Exercise instructions
Find the string "data" in the records and copy each line where it occurs.

Records for the task
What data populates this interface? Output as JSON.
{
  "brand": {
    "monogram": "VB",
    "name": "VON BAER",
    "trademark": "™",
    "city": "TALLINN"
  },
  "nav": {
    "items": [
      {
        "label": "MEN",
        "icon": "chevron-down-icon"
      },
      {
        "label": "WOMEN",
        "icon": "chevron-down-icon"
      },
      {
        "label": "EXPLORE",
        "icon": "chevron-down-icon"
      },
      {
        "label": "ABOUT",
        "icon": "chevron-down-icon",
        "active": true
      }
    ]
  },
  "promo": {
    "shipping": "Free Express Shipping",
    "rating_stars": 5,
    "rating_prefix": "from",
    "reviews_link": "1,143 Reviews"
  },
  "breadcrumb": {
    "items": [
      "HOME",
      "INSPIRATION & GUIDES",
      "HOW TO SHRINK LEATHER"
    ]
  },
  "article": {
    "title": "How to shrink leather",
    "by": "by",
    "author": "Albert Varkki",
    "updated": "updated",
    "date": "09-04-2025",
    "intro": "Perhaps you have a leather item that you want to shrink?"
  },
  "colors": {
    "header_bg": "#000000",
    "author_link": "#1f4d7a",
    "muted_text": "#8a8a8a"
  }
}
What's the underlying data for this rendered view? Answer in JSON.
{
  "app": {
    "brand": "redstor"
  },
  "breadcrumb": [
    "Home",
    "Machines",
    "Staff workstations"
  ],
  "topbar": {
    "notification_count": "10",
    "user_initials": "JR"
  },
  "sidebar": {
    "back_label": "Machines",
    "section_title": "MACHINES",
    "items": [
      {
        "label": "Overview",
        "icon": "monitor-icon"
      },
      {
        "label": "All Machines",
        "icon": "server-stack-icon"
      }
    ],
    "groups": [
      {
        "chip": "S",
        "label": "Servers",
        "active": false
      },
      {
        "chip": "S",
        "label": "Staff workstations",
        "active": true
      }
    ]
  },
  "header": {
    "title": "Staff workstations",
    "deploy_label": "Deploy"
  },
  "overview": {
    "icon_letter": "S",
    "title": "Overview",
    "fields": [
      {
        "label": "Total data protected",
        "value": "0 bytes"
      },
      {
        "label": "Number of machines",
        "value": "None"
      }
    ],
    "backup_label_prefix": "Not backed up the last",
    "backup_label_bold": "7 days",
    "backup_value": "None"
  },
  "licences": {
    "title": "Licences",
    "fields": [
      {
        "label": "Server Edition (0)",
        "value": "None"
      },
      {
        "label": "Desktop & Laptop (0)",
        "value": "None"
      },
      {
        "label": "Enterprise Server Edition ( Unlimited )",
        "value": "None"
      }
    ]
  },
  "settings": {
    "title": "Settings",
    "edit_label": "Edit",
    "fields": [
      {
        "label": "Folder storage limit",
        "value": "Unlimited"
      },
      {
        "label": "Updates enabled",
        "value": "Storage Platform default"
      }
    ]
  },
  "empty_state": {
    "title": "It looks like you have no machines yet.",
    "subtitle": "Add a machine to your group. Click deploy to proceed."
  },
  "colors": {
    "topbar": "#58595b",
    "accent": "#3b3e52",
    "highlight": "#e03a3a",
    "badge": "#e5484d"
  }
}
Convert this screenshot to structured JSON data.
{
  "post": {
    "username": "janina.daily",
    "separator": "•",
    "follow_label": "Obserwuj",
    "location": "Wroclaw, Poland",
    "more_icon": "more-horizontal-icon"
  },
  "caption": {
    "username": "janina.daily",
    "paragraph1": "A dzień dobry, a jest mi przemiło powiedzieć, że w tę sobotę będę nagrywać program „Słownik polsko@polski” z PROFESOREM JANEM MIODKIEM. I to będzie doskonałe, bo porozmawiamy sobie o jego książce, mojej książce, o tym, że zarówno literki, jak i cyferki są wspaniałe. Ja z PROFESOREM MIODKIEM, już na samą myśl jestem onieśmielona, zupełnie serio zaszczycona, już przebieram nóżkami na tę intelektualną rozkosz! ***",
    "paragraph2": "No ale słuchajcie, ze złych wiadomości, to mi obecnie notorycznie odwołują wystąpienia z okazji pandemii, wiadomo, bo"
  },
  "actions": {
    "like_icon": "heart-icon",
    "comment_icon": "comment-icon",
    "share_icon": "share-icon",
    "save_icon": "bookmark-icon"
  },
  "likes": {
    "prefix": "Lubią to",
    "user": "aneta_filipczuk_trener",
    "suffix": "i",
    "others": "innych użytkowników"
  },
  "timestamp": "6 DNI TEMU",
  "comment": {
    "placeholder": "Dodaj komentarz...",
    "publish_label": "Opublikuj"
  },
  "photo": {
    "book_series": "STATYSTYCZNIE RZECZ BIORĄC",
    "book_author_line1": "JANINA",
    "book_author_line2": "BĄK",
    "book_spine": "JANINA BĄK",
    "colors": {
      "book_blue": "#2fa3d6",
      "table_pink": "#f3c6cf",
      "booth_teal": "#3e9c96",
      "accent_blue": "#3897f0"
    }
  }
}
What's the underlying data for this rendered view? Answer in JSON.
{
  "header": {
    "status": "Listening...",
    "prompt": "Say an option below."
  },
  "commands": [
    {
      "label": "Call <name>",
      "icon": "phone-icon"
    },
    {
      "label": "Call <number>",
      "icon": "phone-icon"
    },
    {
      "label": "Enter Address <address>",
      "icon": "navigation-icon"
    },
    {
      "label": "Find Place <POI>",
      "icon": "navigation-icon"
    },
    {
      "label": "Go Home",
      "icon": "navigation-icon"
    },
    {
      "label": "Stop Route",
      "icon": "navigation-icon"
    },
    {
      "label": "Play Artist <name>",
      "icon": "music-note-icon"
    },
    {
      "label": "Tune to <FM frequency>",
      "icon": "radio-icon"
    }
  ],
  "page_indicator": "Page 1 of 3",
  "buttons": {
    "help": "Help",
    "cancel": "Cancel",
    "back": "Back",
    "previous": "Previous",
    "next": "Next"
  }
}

Task result
What data populates this interface? Output as JSON.
What's the underlying data for this rendered view? Answer in JSON.
        "label": "Total data protected",
Convert this screenshot to structured JSON data.
What's the underlying data for this rendered view? Answer in JSON.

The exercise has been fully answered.